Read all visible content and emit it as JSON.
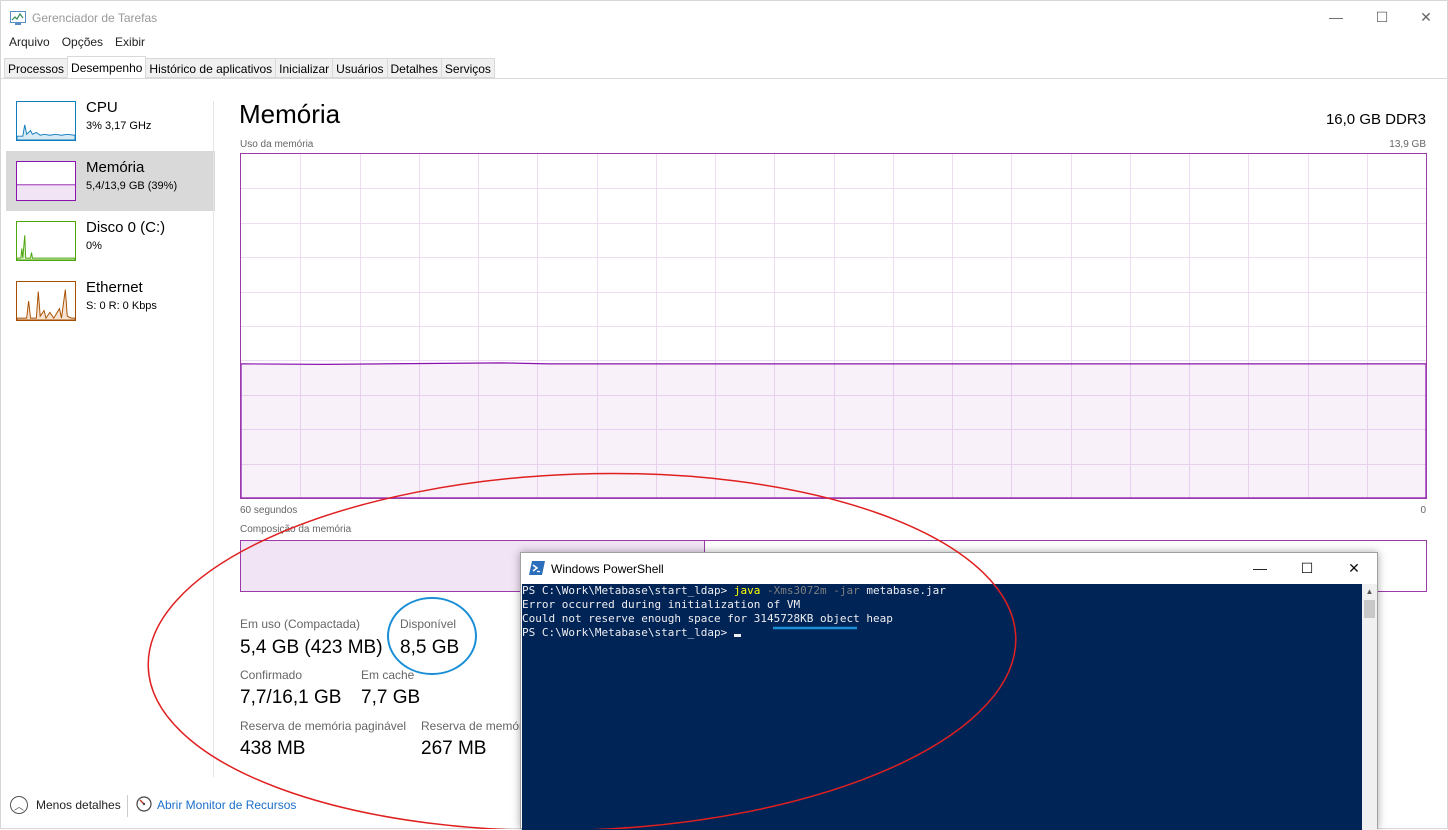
{
  "window": {
    "title": "Gerenciador de Tarefas",
    "minimize_glyph": "—",
    "maximize_glyph": "☐",
    "close_glyph": "✕"
  },
  "menu": [
    "Arquivo",
    "Opções",
    "Exibir"
  ],
  "tabs": [
    "Processos",
    "Desempenho",
    "Histórico de aplicativos",
    "Inicializar",
    "Usuários",
    "Detalhes",
    "Serviços"
  ],
  "active_tab": "Desempenho",
  "sidebar": {
    "items": [
      {
        "name": "CPU",
        "sub": "3% 3,17 GHz",
        "color": "#117dbb"
      },
      {
        "name": "Memória",
        "sub": "5,4/13,9 GB (39%)",
        "color": "#8b12ae"
      },
      {
        "name": "Disco 0 (C:)",
        "sub": "0%",
        "color": "#4da60c"
      },
      {
        "name": "Ethernet",
        "sub": "S: 0 R: 0 Kbps",
        "color": "#a74f01"
      }
    ]
  },
  "main": {
    "title": "Memória",
    "spec": "16,0 GB DDR3",
    "graph_label": "Uso da memória",
    "graph_max": "13,9 GB",
    "time_left": "60 segundos",
    "time_right": "0",
    "usage_fraction": 0.39,
    "composition_label": "Composição da memória",
    "stats": {
      "in_use_label": "Em uso (Compactada)",
      "in_use_value": "5,4 GB (423 MB)",
      "available_label": "Disponível",
      "available_value": "8,5 GB",
      "committed_label": "Confirmado",
      "committed_value": "7,7/16,1 GB",
      "cached_label": "Em cache",
      "cached_value": "7,7 GB",
      "paged_label": "Reserva de memória paginável",
      "paged_value": "438 MB",
      "nonpaged_label": "Reserva de memóri",
      "nonpaged_value": "267 MB"
    }
  },
  "footer": {
    "less_details": "Menos detalhes",
    "resource_monitor": "Abrir Monitor de Recursos"
  },
  "powershell": {
    "title": "Windows PowerShell",
    "prompt": "PS C:\\Work\\Metabase\\start_ldap> ",
    "cmd_java": "java",
    "cmd_args": " -Xms3072m -jar",
    "cmd_jar": " metabase.jar",
    "line2": "Error occurred during initialization of VM",
    "line3": "Could not reserve enough space for 3145728KB object heap",
    "prompt2": "PS C:\\Work\\Metabase\\start_ldap> "
  },
  "colors": {
    "memory_accent": "#8b12ae",
    "annotation_red": "#e02020",
    "annotation_blue": "#1a8fd6",
    "console_bg": "#012456"
  }
}
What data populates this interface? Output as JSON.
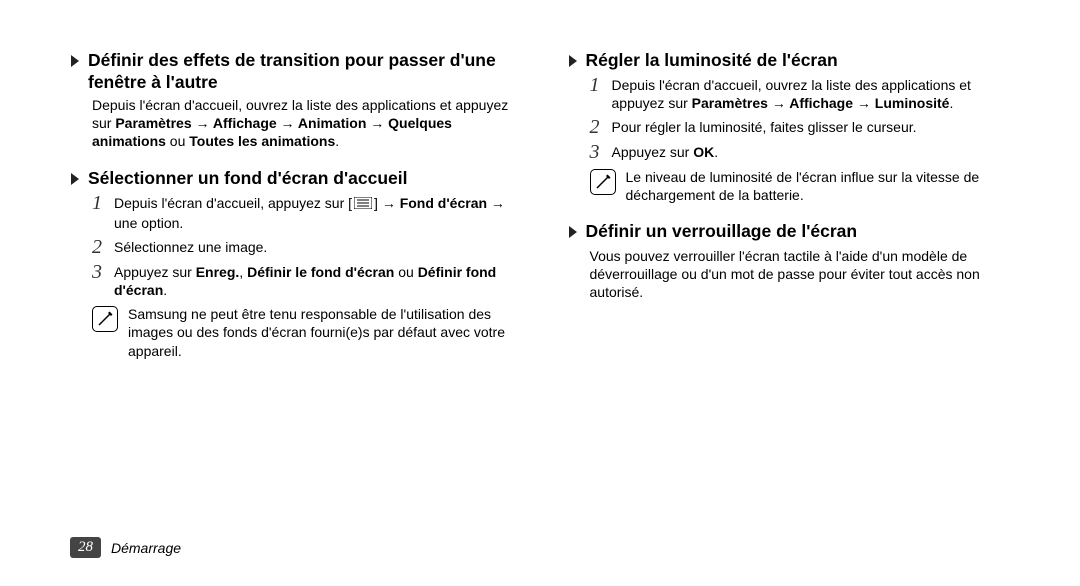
{
  "left": {
    "section1": {
      "title": "Définir des effets de transition pour passer d'une fenêtre à l'autre",
      "intro_a": "Depuis l'écran d'accueil, ouvrez la liste des applications et appuyez sur ",
      "intro_path": "Paramètres → Affichage → Animation → Quelques animations",
      "intro_or": " ou ",
      "intro_path2": "Toutes les animations",
      "intro_dot": "."
    },
    "section2": {
      "title": "Sélectionner un fond d'écran d'accueil",
      "step1_a": "Depuis l'écran d'accueil, appuyez sur [",
      "step1_b": "] ",
      "step1_path": "→ Fond d'écran",
      "step1_c": " → une option.",
      "step2": "Sélectionnez une image.",
      "step3_a": "Appuyez sur ",
      "step3_b": "Enreg.",
      "step3_c": ", ",
      "step3_d": "Définir le fond d'écran",
      "step3_e": " ou ",
      "step3_f": "Définir fond d'écran",
      "step3_g": ".",
      "note": "Samsung ne peut être tenu responsable de l'utilisation des images ou des fonds d'écran fourni(e)s par défaut avec votre appareil."
    }
  },
  "right": {
    "section1": {
      "title": "Régler la luminosité de l'écran",
      "step1_a": "Depuis l'écran d'accueil, ouvrez la liste des applications et appuyez sur ",
      "step1_path": "Paramètres → Affichage → Luminosité",
      "step1_dot": ".",
      "step2": "Pour régler la luminosité, faites glisser le curseur.",
      "step3_a": "Appuyez sur ",
      "step3_b": "OK",
      "step3_c": ".",
      "note": "Le niveau de luminosité de l'écran influe sur la vitesse de déchargement de la batterie."
    },
    "section2": {
      "title": "Définir un verrouillage de l'écran",
      "para": "Vous pouvez verrouiller l'écran tactile à l'aide d'un modèle de déverrouillage ou d'un mot de passe pour éviter tout accès non autorisé."
    }
  },
  "footer": {
    "page": "28",
    "label": "Démarrage"
  }
}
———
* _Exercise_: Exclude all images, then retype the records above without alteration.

* _Solution to this task_:
Read all visible content and emit it as JSON.
{
  "window": {
    "title": "Gerenciador de Tarefas",
    "minimize_glyph": "—",
    "maximize_glyph": "☐",
    "close_glyph": "✕"
  },
  "menu": [
    "Arquivo",
    "Opções",
    "Exibir"
  ],
  "tabs": [
    "Processos",
    "Desempenho",
    "Histórico de aplicativos",
    "Inicializar",
    "Usuários",
    "Detalhes",
    "Serviços"
  ],
  "active_tab": "Desempenho",
  "sidebar": {
    "items": [
      {
        "name": "CPU",
        "sub": "3% 3,17 GHz",
        "color": "#117dbb"
      },
      {
        "name": "Memória",
        "sub": "5,4/13,9 GB (39%)",
        "color": "#8b12ae"
      },
      {
        "name": "Disco 0 (C:)",
        "sub": "0%",
        "color": "#4da60c"
      },
      {
        "name": "Ethernet",
        "sub": "S: 0 R: 0 Kbps",
        "color": "#a74f01"
      }
    ]
  },
  "main": {
    "title": "Memória",
    "spec": "16,0 GB DDR3",
    "graph_label": "Uso da memória",
    "graph_max": "13,9 GB",
    "time_left": "60 segundos",
    "time_right": "0",
    "usage_fraction": 0.39,
    "composition_label": "Composição da memória",
    "stats": {
      "in_use_label": "Em uso (Compactada)",
      "in_use_value": "5,4 GB (423 MB)",
      "available_label": "Disponível",
      "available_value": "8,5 GB",
      "committed_label": "Confirmado",
      "committed_value": "7,7/16,1 GB",
      "cached_label": "Em cache",
      "cached_value": "7,7 GB",
      "paged_label": "Reserva de memória paginável",
      "paged_value": "438 MB",
      "nonpaged_label": "Reserva de memóri",
      "nonpaged_value": "267 MB"
    }
  },
  "footer": {
    "less_details": "Menos detalhes",
    "resource_monitor": "Abrir Monitor de Recursos"
  },
  "powershell": {
    "title": "Windows PowerShell",
    "prompt": "PS C:\\Work\\Metabase\\start_ldap> ",
    "cmd_java": "java",
    "cmd_args": " -Xms3072m -jar",
    "cmd_jar": " metabase.jar",
    "line2": "Error occurred during initialization of VM",
    "line3": "Could not reserve enough space for 3145728KB object heap",
    "prompt2": "PS C:\\Work\\Metabase\\start_ldap> "
  },
  "colors": {
    "memory_accent": "#8b12ae",
    "annotation_red": "#e02020",
    "annotation_blue": "#1a8fd6",
    "console_bg": "#012456"
  }
}
What data populates this interface? Output as JSON.
{
  "left": {
    "section1": {
      "title": "Définir des effets de transition pour passer d'une fenêtre à l'autre",
      "intro_a": "Depuis l'écran d'accueil, ouvrez la liste des applications et appuyez sur ",
      "intro_path": "Paramètres → Affichage → Animation → Quelques animations",
      "intro_or": " ou ",
      "intro_path2": "Toutes les animations",
      "intro_dot": "."
    },
    "section2": {
      "title": "Sélectionner un fond d'écran d'accueil",
      "step1_a": "Depuis l'écran d'accueil, appuyez sur [",
      "step1_b": "] ",
      "step1_path": "→ Fond d'écran",
      "step1_c": " → une option.",
      "step2": "Sélectionnez une image.",
      "step3_a": "Appuyez sur ",
      "step3_b": "Enreg.",
      "step3_c": ", ",
      "step3_d": "Définir le fond d'écran",
      "step3_e": " ou ",
      "step3_f": "Définir fond d'écran",
      "step3_g": ".",
      "note": "Samsung ne peut être tenu responsable de l'utilisation des images ou des fonds d'écran fourni(e)s par défaut avec votre appareil."
    }
  },
  "right": {
    "section1": {
      "title": "Régler la luminosité de l'écran",
      "step1_a": "Depuis l'écran d'accueil, ouvrez la liste des applications et appuyez sur ",
      "step1_path": "Paramètres → Affichage → Luminosité",
      "step1_dot": ".",
      "step2": "Pour régler la luminosité, faites glisser le curseur.",
      "step3_a": "Appuyez sur ",
      "step3_b": "OK",
      "step3_c": ".",
      "note": "Le niveau de luminosité de l'écran influe sur la vitesse de déchargement de la batterie."
    },
    "section2": {
      "title": "Définir un verrouillage de l'écran",
      "para": "Vous pouvez verrouiller l'écran tactile à l'aide d'un modèle de déverrouillage ou d'un mot de passe pour éviter tout accès non autorisé."
    }
  },
  "footer": {
    "page": "28",
    "label": "Démarrage"
  }
}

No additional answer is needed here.